According to data obtained by Praja under the Right to Information Act, the number of students in BMC schools dipped by 3% to 3,83,485 in 2015-2016, compared to the previous academic year. The report also reveals that the dropout rate has gone up to 15 per 100 students compared to 13 last year. Fresh enrolments in class I dropped to 34,549, which are 11.9% lower, com pared to the previous year.“Through a time series analysis, in last year's report, we predicted that in 2015-16 the number of students in class I will be 38,329, but the real figure is much lower. By 2019-20, we predict class I enrolments will be only 5,558.Everyone who can afford to move out of the civic education system, immediately does so, especially to private English medium schools,“ said Praja founder Nitai Mehta.

Civic schools fared well on infrastructure parameters of the Right to Education Act, 2009, with all having a building, separate toilets for boys and girls and drinking water facilities.Activists said despite infrastructure being in place, the numbers continue to drop due to public perception of the system. “Not everything at the schools is wrong but over the past few years, the image of civic education has taken a beating due to some factors.The BMC needs to work on the faults and publicise their strengths as there are private schools where teachers and infrastructure are worse,“ said Citizen's Association for Child Rights founder director Nitin Wadhwani.

The Praja report found that 158 councillors had not asked any question on education in 2015-16, but education-related questions went up to 193, from last year's 149.

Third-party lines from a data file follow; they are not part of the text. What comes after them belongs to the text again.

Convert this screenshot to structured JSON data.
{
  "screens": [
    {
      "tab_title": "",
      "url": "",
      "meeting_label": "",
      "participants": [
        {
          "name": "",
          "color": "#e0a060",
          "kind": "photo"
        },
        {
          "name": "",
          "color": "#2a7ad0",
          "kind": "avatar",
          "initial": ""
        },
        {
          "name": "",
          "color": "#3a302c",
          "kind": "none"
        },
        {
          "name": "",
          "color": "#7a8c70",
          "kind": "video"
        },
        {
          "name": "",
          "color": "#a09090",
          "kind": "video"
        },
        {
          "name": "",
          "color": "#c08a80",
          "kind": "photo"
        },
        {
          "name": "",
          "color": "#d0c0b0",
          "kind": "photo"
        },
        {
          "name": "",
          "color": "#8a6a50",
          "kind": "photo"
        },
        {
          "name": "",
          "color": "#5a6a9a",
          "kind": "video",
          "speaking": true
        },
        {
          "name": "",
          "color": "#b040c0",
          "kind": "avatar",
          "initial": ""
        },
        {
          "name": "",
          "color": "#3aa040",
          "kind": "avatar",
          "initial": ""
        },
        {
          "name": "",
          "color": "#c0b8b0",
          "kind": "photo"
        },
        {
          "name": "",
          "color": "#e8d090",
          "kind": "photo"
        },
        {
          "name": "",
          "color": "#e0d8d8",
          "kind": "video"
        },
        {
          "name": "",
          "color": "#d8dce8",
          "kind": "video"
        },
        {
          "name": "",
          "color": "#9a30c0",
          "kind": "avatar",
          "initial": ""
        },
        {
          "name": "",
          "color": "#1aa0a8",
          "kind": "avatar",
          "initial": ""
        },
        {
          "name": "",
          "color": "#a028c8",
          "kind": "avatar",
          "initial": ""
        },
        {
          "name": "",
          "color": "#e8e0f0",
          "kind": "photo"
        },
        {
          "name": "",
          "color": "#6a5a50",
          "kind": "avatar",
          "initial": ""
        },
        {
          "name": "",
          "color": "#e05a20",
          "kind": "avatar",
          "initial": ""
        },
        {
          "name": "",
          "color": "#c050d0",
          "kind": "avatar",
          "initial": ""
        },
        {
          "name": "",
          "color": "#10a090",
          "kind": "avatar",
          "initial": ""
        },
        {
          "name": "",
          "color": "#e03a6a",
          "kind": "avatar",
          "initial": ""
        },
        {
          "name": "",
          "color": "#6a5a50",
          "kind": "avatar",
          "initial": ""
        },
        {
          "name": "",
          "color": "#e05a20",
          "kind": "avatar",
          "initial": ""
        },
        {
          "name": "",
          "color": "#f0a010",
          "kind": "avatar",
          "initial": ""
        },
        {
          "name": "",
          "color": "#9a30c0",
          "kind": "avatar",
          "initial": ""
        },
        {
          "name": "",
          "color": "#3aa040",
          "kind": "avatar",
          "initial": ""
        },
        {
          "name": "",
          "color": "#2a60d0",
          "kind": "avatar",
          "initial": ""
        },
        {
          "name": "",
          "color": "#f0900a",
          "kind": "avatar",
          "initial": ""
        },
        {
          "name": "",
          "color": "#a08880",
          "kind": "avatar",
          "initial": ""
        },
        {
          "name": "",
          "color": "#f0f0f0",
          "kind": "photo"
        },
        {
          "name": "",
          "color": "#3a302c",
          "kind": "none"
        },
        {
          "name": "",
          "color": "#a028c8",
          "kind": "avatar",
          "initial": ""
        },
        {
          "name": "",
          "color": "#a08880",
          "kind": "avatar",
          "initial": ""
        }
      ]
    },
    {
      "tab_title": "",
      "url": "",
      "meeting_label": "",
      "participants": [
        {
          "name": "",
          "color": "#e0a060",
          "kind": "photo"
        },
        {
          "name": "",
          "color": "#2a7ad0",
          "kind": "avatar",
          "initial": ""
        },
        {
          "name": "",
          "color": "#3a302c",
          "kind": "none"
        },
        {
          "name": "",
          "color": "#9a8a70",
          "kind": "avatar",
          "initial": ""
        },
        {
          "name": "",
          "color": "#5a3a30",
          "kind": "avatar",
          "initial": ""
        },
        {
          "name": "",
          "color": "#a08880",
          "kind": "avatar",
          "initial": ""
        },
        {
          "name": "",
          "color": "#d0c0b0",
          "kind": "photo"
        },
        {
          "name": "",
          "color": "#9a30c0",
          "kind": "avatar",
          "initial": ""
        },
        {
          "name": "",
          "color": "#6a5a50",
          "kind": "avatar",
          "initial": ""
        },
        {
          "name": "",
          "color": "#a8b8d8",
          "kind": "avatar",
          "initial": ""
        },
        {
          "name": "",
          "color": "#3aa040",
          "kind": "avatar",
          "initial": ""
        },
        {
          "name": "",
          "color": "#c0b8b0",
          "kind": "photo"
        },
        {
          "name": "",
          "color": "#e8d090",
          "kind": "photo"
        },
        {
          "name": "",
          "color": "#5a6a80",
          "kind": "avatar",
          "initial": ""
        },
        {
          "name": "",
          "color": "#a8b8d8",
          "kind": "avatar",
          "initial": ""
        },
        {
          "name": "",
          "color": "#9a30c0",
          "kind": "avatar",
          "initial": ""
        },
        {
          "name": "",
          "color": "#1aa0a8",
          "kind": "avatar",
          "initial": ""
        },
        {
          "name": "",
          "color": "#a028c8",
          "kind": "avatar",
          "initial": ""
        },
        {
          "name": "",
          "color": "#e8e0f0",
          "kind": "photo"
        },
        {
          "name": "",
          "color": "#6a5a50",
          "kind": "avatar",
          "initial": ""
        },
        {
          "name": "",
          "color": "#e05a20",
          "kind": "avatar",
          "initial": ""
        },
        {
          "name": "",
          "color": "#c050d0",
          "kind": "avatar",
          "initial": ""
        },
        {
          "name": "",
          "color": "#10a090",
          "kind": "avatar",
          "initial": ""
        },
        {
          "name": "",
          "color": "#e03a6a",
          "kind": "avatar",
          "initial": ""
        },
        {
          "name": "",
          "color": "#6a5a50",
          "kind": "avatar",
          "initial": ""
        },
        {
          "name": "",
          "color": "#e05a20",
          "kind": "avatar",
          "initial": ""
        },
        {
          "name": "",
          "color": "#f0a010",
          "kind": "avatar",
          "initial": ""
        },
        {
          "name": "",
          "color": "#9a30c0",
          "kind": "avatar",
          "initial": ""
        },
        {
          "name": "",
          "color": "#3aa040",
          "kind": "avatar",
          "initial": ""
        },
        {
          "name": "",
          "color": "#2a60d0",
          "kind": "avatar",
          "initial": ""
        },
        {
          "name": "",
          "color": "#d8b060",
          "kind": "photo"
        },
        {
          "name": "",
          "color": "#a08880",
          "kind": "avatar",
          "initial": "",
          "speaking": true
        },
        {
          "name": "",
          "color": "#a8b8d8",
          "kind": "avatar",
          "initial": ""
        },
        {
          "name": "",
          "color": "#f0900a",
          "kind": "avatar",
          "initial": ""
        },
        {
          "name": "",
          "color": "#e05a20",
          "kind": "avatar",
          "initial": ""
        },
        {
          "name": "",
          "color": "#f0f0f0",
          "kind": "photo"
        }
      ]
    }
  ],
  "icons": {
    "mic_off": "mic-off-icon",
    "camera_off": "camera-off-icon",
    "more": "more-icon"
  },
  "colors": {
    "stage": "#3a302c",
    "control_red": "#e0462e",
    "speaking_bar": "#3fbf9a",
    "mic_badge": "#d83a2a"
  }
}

The report includes findings from a survey of 2,676 city households. Among the most common reasons why parents are unhappy with civic schools are quality of education, limited scope for the child's future and facilities provided. “There needs to be more accountability.The civic body needs to undertake third-party monitoring to evaluate learning outcomes and focus on teacher training and capacity building,“ said Praja project director Milind Mhaske.